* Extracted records
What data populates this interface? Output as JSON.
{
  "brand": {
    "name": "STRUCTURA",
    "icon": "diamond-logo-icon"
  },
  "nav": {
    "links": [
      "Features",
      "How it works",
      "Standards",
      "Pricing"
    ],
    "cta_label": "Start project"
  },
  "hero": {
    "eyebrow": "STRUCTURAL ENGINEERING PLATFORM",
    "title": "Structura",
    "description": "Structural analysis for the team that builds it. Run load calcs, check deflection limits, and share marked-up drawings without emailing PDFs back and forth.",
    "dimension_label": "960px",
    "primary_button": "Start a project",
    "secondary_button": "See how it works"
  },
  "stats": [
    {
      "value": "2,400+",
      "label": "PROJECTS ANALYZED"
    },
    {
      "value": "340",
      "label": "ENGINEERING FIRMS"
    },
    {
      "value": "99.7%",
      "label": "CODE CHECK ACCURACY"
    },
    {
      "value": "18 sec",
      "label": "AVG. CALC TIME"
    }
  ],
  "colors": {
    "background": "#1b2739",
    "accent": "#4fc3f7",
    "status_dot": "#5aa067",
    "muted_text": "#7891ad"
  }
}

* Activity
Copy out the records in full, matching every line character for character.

* The answer
What data populates this interface? Output as JSON.
{
  "brand": {
    "name": "STRUCTURA",
    "icon": "diamond-logo-icon"
  },
  "nav": {
    "links": [
      "Features",
      "How it works",
      "Standards",
      "Pricing"
    ],
    "cta_label": "Start project"
  },
  "hero": {
    "eyebrow": "STRUCTURAL ENGINEERING PLATFORM",
    "title": "Structura",
    "description": "Structural analysis for the team that builds it. Run load calcs, check deflection limits, and share marked-up drawings without emailing PDFs back and forth.",
    "dimension_label": "960px",
    "primary_button": "Start a project",
    "secondary_button": "See how it works"
  },
  "stats": [
    {
      "value": "2,400+",
      "label": "PROJECTS ANALYZED"
    },
    {
      "value": "340",
      "label": "ENGINEERING FIRMS"
    },
    {
      "value": "99.7%",
      "label": "CODE CHECK ACCURACY"
    },
    {
      "value": "18 sec",
      "label": "AVG. CALC TIME"
    }
  ],
  "colors": {
    "background": "#1b2739",
    "accent": "#4fc3f7",
    "status_dot": "#5aa067",
    "muted_text": "#7891ad"
  }
}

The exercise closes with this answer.